A rare protest against Trump’s impunity
The former president’s ability to escape the repercussions of his deeds is currently up against its biggest obstacle. For example, a judge in New York determined on Tuesday that Donald Trump and his sons, Eric and Donald Jr., had submitted fake financial statements for around ten years. Meanwhile, in Washington, DC, a federal court is deliberating whether to grant special counsel Jack Smith’s request for the former president to be subject to a partial gag order after the prosecution accused him of attempting to taint the jury pool and intimidate witnesses.
These courtroom dramas are a prelude to the four trials that the former president, who denies all wrongdoing, is enduring on 91 criminal charges. These charges relate to his alleged attempt to rig the 2020 election, his alleged handling of classified documents he hoarded at Mar-a-Lago, and his payment of hush money to an adult film actress prior to the 2016 election. Most politicians have been forced from office by the mere hint of criminal charges, however Democratic Sen. Robert Menendez is fending off several requests for his resignation ahead of his Wednesday court appearance on bribery accusations.

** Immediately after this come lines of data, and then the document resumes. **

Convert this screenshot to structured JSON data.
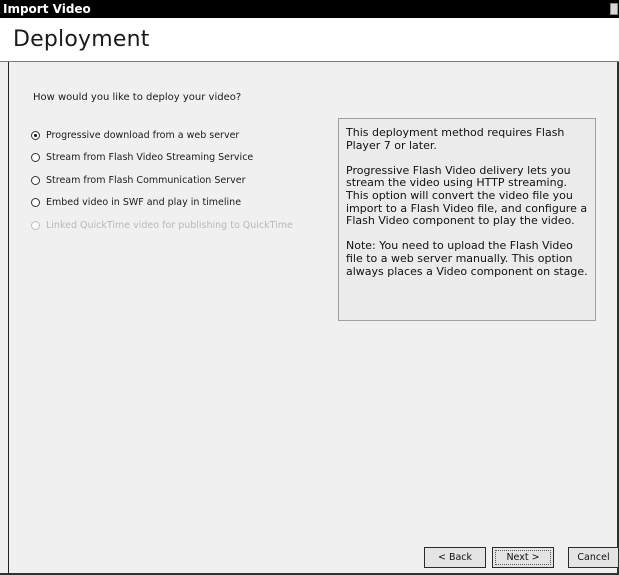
{
  "window": {
    "title": "Import Video"
  },
  "header": {
    "title": "Deployment"
  },
  "deploy": {
    "question": "How would you like to deploy your video?",
    "selected_index": 0,
    "options": [
      {
        "label": "Progressive download from a web server",
        "enabled": true,
        "checked": true
      },
      {
        "label": "Stream from Flash Video Streaming Service",
        "enabled": true,
        "checked": false
      },
      {
        "label": "Stream from Flash Communication Server",
        "enabled": true,
        "checked": false
      },
      {
        "label": "Embed video in SWF and play in timeline",
        "enabled": true,
        "checked": false
      },
      {
        "label": "Linked QuickTime video for publishing to QuickTime",
        "enabled": false,
        "checked": false
      }
    ]
  },
  "info": {
    "paragraphs": [
      "This deployment method requires Flash Player 7 or later.",
      "Progressive Flash Video delivery lets you stream the video using HTTP streaming. This option will convert the video file you import to a Flash Video file, and configure a Flash Video component to play the video.",
      "Note: You need to upload the Flash Video file to a web server manually. This option always places a Video component on stage."
    ]
  },
  "buttons": {
    "back": "< Back",
    "next": "Next >",
    "cancel": "Cancel"
  }
}
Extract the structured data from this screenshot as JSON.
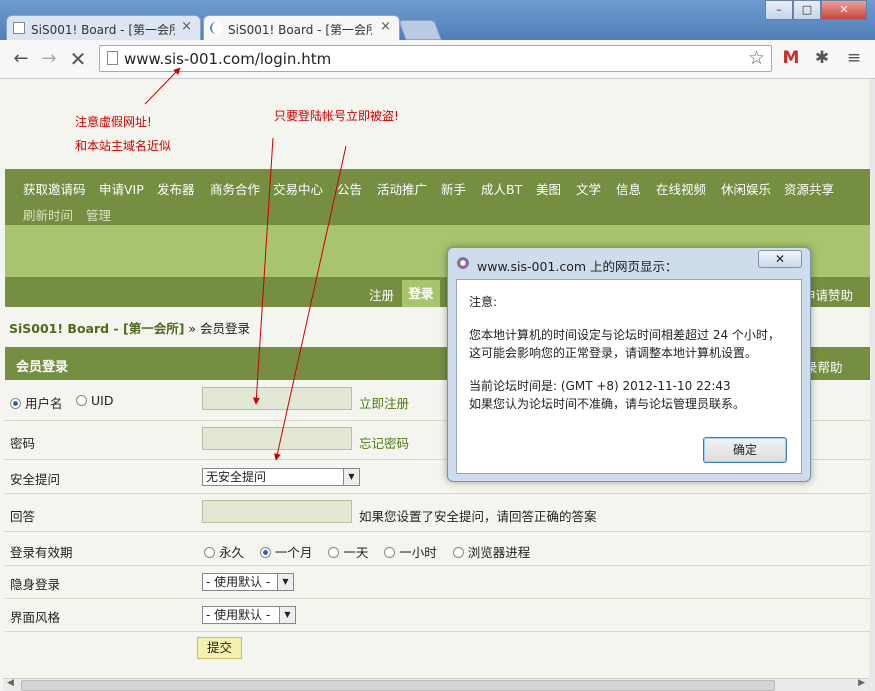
{
  "browser": {
    "tabs": [
      {
        "title": "SiS001! Board - [第一会所]",
        "active": false
      },
      {
        "title": "SiS001! Board - [第一会所]",
        "active": true
      }
    ],
    "window_buttons": [
      "–",
      "□",
      "✕"
    ],
    "url": "www.sis-001.com/login.htm",
    "icons": [
      "back-icon",
      "forward-icon",
      "stop-icon",
      "star-icon",
      "gmail-icon",
      "extension-icon",
      "menu-icon"
    ]
  },
  "annotations": {
    "fake_url_line1": "注意虚假网址!",
    "fake_url_line2": "和本站主域名近似",
    "steal_warning": "只要登陆帐号立即被盗!"
  },
  "nav": {
    "items": [
      "获取邀请码",
      "申请VIP",
      "发布器",
      "商务合作",
      "交易中心",
      "公告",
      "活动推广",
      "新手",
      "成人BT",
      "美图",
      "文学",
      "信息",
      "在线视频",
      "休闲娱乐",
      "资源共享"
    ],
    "items_row2": [
      "刷新时间",
      "管理"
    ],
    "sub": {
      "register": "注册",
      "login": "登录",
      "apply_help": "申请赞助"
    }
  },
  "breadcrumb": {
    "site": "SiS001! Board - [第一会所]",
    "sep": "»",
    "page": "会员登录"
  },
  "form": {
    "header": "会员登录",
    "header_right": "录帮助",
    "username_label": "用户名",
    "uid_label": "UID",
    "register_link": "立即注册",
    "password_label": "密码",
    "forgot_link": "忘记密码",
    "question_label": "安全提问",
    "question_value": "无安全提问",
    "answer_label": "回答",
    "answer_hint": "如果您设置了安全提问，请回答正确的答案",
    "expiry_label": "登录有效期",
    "expiry_options": [
      "永久",
      "一个月",
      "一天",
      "一小时",
      "浏览器进程"
    ],
    "expiry_selected": "一个月",
    "invisible_label": "隐身登录",
    "invisible_value": "- 使用默认 -",
    "style_label": "界面风格",
    "style_value": "- 使用默认 -",
    "submit": "提交"
  },
  "dialog": {
    "title": "www.sis-001.com 上的网页显示：",
    "close": "✕",
    "line1": "注意:",
    "line2": "您本地计算机的时间设定与论坛时间相差超过 24 个小时，",
    "line3": "这可能会影响您的正常登录，请调整本地计算机设置。",
    "line4": "当前论坛时间是: (GMT +8) 2012-11-10 22:43",
    "line5": "如果您认为论坛时间不准确，请与论坛管理员联系。",
    "ok": "确定"
  },
  "colors": {
    "nav_green": "#758e42",
    "band_green": "#a9c46e",
    "annotation_red": "#cc0000"
  }
}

But even the prospect that Donald Trump, who has already been impeached twice, may be found guilty of a crime before the election in November 2024 doesn’t harm his standing among Republican supporters. In fact, the exact reverse is true.
Why then does Trump continue to get away with it?
Trump is invincible in part because the Republican Party seldom ever holds him accountable for his actions. Top officials are affected by Trump’s enormous popularity among his storied base of supporters, and they frequently must decide between supporting Trump and preserving their jobs. GOP leaders who defy him, such current Utah Sen. Mitt Romney, former Arizona Sen. Jeff Flake, and former Wyoming Rep. Liz Cheney, are either forced from Congress or conclude it is no longer worthwhile to seek public service.
Trump’s followers who humor and mimic him are drawn to his strongman leadership style. Republican zealots like Reps. Marjorie Taylor Greene of Georgia and Matt Gaetz of Florida are current examples. GOP officials are hesitant to oppose the ex-president due to his political clout among the party’s grassroots. In the wake of Trump’s mob’s attack on the Capitol on January 6, for example, House Speaker Kevin McCarthy claimed that the former president was to blame for the disturbance. But McCarthy came to Florida to mend fences with Trump, who helped him win the speakership in January but is now torturing him by encouraging House conservatives to shut down the government, days after his patron departed the White House in disgrace.
Numerous politicians and bureaucrats have joined Trump’s inner circle as a result of his personal charisma, despite the fact that many of them have paid a price by being indicted for their roles in his election interfering schemes and having their reputations ruined. Meadows and former New York mayor Rudolph Giuliani come to mind.
The former president has also been successful in claiming that if he gave up, a shadowy administration would target his supporters. “If they can do this to me, then they can do it to YOU!” In a social media tweet on Tuesday, Trump criticized the verdict rendered against him in the New York fraud case. This justification has proven to be so persuasive that the former president’s fundraising and polling frequently appeared to speak after his several arrests.
The people who first viewed Trump as an embodiment of their animosity at the political, financial, media, and legal systems that they believed neglected or despised them have given him an unassailable political base. Smartly acting like an upstart within his own government, Trump frequently attacked the institutions that his supporters disapproved of. As a result, his supporters accepted all of his following bizarre actions and saw him as a victim of systematic political persecution.